Facebook: The new hatched, matched and dispatched

The new hatched, matched and dispatched

Family events used to be marked in the personal columns. But now Facebook has usurped the ‘Births, Deaths and Marriages’ announcements
Why do we have blood types?

Are you my type?

All of us have one but probably never wondered why. Yet even now, a century after blood types were discovered, it’s a matter of debate what they’re for
Honesty box hotels: You decide how much you pay

Honesty box hotels

Five hotels in Paris now allow guests to pay only what they think their stay was worth. It seems fraught with financial risk, but the honesty policy has its benefit
Some are reformed drug addicts. Some are single mums. All are on benefits. But now these so-called 'scroungers’ are fighting back
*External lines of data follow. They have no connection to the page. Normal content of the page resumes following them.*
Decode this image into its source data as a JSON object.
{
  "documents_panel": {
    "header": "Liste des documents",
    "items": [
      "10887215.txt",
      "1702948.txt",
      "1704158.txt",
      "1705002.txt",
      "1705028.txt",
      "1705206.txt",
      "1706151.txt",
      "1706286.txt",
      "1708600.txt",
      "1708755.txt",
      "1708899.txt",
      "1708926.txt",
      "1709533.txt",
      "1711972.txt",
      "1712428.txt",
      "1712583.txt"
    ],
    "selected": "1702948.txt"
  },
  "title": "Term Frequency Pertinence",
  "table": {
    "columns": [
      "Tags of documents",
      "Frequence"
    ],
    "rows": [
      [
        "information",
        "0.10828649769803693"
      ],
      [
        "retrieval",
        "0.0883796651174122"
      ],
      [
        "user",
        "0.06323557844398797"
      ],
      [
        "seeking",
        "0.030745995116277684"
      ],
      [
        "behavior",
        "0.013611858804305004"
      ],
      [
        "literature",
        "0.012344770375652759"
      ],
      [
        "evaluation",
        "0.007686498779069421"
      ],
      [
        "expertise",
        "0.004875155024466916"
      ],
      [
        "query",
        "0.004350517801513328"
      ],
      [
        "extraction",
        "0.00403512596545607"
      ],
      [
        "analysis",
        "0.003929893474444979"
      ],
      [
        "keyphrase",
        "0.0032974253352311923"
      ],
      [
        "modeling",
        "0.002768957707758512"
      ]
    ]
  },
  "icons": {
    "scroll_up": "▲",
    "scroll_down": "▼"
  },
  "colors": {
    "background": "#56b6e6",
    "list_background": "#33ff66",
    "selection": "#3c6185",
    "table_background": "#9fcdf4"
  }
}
The 'scroungers’ fight back

The welfare claimants battling to alter stereotypes
Amazing video shows Nasa 'flame extinguishment experiment' in action

Fireballs in space

Amazing video shows Nasa's 'flame extinguishment experiment' in action
A Bible for billionaires

A Bible for billionaires

Find out why America's richest men are reading John Brookes
Paranoid parenting is on the rise - and our children are suffering because of it

Paranoid parenting is on the rise

And our children are suffering because of it
For sale: Island where the Magna Carta was sealed

Magna Carta Island goes on sale

Yours for a cool £4m
Phone hacking scandal special report: The slide into crime at the 'News of the World'

The hacker's tale: the slide into crime at the 'News of the World'

Glenn Mulcaire was jailed for six months for intercepting phone messages. James Hanning tells his story in a new book. This is an extract
We flinch, but there are degrees of paedophilia

We flinch, but there are degrees of paedophilia

Child abusers are not all the same, yet the idea of treating them differently in relation to the severity of their crimes has somehow become controversial
The truth about conspiracy theories is that some require considering

The truth about conspiracy theories is that some require considering

For instance, did Isis kill the Israeli teenagers to trigger a war, asks Patrick Cockburn
Alistair Carmichael: 'The UK as a whole is greater than the sum of its parts'

Alistair Carmichael: 'The UK as a whole is greater than the sum of its parts'

Meet the man who doesn't want to go down in history as the country's last Scottish Secretary